Disillusionment is rife in Britain, and it should be the politicians job to do something to eradicate this frustration. As it is, the politicians are more concerned with political one-upmanship. They wish to outscore their opponent with a witty repost, or a bigger and better way of saying basically the same thing. The Conservatives have recently launched a nice new advertising campaign with promises of more police (surely paying the current ones a better wage first should be a priority?), an improved NHS, and a more stable economy. Which is all very well and good, and honestly, I think the campaign looks smart. But I’m asking myself whether the Labour camp will say the same thing, because, lets face it, they are not going to win any voters by offering a worse economy, or a failing NHS are they?

Returning to the point, I have long championed the argument that communications between MP’s and their electorate should be vastly improved. I still consider this the best way of removing disillusionment. If politicians talked more to their voters, then the voters can have fewer complaints about being ignored, and the MP’s would have a much greater understanding of what the people want.

That does not mean that I, as a voter, should simply wait for my politician to come and talk to me about what I think needs improving etc, but I maintain that the there should be a greater onus on communication, something which works both ways.

And so I am very much relieved that those in the Guild have finally clicked this. Checking out the manifestos for those running for President, and the same things seems to crop up (thus reflecting politics in general?). One of which is communication. They are beginning to understand that to be representative of the people is not simply to win votes but to actually talk to the people and act upon what they are saying.

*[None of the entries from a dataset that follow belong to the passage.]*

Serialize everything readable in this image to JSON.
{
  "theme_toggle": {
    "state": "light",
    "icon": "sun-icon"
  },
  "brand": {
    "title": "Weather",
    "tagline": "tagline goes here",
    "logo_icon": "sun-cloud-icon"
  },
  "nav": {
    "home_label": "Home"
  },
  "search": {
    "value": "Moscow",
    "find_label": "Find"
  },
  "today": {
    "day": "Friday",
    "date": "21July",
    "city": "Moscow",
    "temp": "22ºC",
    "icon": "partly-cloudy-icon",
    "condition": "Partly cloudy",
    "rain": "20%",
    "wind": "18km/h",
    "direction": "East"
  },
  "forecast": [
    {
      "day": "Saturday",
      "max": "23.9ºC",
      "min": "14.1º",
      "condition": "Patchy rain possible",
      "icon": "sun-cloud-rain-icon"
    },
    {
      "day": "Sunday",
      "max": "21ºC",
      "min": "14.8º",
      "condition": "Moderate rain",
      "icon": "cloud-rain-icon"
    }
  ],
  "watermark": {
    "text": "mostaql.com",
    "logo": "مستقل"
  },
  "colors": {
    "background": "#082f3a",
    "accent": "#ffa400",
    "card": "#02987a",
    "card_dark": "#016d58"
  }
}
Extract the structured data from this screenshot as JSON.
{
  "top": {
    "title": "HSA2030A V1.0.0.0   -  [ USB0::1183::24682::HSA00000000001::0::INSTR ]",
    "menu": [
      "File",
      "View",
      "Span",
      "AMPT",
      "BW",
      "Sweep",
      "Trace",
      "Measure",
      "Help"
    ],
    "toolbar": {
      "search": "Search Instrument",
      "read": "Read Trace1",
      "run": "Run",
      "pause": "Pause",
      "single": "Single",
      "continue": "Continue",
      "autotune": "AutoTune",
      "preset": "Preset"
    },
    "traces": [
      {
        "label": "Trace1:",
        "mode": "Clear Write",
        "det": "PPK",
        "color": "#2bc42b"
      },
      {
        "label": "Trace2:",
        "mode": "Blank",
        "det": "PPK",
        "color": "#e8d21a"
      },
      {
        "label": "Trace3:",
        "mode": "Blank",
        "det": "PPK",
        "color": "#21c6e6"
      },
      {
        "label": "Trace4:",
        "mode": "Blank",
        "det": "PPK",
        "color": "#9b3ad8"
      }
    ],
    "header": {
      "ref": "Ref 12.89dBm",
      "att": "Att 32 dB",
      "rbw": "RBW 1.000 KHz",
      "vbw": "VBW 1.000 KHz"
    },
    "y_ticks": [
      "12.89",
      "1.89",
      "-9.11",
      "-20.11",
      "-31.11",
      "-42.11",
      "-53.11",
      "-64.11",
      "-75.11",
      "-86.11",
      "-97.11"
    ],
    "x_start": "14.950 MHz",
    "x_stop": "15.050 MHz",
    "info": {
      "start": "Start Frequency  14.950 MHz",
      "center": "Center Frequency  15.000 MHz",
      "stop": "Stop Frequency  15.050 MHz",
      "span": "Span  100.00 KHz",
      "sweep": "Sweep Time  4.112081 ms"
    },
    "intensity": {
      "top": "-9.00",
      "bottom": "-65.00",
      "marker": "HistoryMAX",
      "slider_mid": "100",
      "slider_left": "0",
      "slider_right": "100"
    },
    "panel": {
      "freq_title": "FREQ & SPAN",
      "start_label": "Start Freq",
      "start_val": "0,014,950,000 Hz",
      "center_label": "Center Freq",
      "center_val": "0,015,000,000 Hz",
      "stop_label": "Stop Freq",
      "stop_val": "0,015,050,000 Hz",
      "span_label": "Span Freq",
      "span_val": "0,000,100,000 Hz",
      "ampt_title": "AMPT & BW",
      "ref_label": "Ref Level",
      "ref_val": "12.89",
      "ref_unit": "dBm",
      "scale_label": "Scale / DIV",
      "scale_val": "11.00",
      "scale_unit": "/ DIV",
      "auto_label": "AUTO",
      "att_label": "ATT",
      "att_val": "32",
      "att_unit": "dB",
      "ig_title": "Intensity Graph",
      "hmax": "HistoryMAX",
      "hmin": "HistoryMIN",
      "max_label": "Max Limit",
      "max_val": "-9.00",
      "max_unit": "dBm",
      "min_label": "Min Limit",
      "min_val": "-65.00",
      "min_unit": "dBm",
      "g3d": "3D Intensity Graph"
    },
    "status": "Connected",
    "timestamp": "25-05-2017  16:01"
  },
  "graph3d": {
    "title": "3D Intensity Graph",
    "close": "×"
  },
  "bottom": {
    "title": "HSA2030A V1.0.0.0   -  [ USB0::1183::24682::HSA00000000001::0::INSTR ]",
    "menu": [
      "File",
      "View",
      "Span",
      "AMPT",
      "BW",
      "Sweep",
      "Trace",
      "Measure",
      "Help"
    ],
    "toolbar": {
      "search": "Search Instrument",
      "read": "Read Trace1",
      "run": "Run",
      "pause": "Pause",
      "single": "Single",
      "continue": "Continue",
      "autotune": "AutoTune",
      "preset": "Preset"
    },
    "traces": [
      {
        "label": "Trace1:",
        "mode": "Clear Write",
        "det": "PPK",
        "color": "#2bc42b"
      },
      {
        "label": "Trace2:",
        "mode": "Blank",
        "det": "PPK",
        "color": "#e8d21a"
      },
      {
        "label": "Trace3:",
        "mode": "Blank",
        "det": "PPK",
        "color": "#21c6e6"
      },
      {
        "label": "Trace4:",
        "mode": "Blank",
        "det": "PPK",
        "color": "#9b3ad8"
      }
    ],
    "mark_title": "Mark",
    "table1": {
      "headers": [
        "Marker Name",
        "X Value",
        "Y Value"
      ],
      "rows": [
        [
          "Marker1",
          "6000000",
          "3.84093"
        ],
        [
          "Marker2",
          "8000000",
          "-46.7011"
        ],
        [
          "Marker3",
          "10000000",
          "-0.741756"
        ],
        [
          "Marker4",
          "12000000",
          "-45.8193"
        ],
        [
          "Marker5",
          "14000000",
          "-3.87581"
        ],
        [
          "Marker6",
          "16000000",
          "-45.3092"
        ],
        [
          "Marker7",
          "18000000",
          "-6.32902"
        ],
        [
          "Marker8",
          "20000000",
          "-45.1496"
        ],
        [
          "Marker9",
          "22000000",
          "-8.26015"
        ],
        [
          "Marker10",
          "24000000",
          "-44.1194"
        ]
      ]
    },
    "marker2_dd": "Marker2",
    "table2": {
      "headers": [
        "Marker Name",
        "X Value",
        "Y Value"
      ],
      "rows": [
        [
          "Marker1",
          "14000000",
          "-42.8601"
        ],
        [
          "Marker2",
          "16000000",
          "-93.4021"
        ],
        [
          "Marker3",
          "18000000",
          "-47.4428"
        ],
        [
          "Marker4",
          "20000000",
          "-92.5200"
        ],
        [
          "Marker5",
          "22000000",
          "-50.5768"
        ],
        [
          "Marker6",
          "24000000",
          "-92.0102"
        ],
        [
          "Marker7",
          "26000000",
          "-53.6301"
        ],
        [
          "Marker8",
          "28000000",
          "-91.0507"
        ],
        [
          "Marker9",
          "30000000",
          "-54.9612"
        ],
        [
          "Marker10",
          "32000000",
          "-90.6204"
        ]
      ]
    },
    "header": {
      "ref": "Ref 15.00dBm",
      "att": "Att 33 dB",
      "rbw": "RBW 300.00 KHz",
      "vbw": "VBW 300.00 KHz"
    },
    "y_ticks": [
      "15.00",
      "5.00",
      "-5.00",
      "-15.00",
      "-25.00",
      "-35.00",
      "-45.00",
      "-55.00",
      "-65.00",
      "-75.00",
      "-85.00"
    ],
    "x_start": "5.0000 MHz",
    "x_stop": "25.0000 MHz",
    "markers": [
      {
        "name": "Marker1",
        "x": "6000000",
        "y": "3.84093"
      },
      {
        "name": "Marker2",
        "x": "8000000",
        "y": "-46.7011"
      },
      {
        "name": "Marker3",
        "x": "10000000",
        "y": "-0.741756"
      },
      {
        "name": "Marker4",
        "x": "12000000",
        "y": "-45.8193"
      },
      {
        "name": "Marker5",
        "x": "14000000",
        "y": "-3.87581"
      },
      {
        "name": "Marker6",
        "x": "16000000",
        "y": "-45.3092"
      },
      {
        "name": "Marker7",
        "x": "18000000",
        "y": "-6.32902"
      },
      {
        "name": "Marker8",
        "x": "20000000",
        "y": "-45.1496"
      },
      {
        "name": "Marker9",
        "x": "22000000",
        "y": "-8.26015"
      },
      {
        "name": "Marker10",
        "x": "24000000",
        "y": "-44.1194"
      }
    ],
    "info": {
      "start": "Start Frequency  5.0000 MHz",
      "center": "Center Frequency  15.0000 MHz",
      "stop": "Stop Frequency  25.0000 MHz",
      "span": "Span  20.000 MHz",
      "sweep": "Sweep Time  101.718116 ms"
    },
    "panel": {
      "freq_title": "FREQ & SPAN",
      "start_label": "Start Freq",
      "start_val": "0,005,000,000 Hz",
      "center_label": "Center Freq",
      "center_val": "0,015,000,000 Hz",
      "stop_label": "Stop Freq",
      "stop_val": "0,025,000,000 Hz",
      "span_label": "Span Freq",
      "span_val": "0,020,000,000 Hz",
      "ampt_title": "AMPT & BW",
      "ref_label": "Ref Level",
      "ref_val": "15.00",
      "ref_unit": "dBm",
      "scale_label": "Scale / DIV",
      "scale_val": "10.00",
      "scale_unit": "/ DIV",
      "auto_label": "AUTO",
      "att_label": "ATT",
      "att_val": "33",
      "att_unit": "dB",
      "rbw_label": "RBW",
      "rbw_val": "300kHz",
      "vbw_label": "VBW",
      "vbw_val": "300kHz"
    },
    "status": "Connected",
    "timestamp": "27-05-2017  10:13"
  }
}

Last week I was involved in a discussion with members of my department (both teaching and student) about the proposals for a restructure of the course. The staff wanted to know what we thought. There were (I think) three groups of roughly 10 people each who volunteered to learn more and offer criticisms or suggestions about this syllabus change. From this I’m led to believe that voluntary actions won’t work as well. Those at my meeting all had thoughts and opinions about the plans, and were keen to speak about it and discuss it. Students aren’t apathetic, they just need a push. If such meetings were compulsory (and I know of the difficulty of logistics) then I’m sure feedback would be useful as students would have concerns about their course, or university life in general. By making engagement compulsory, then maybe people could start getting enthused with things again.

It isn’t just small university admin-type politics either, there is no reason the Guild couldn’t have meetings, through the Guild Councillors, with the students to discuss things and give feedback on issues which affect them.

I’m just trying to propose some ideas with the main premise that people aren’t engaging because those in control do not engage with them in the first place. Improve communication, and I think you will go a long way towards improving politics.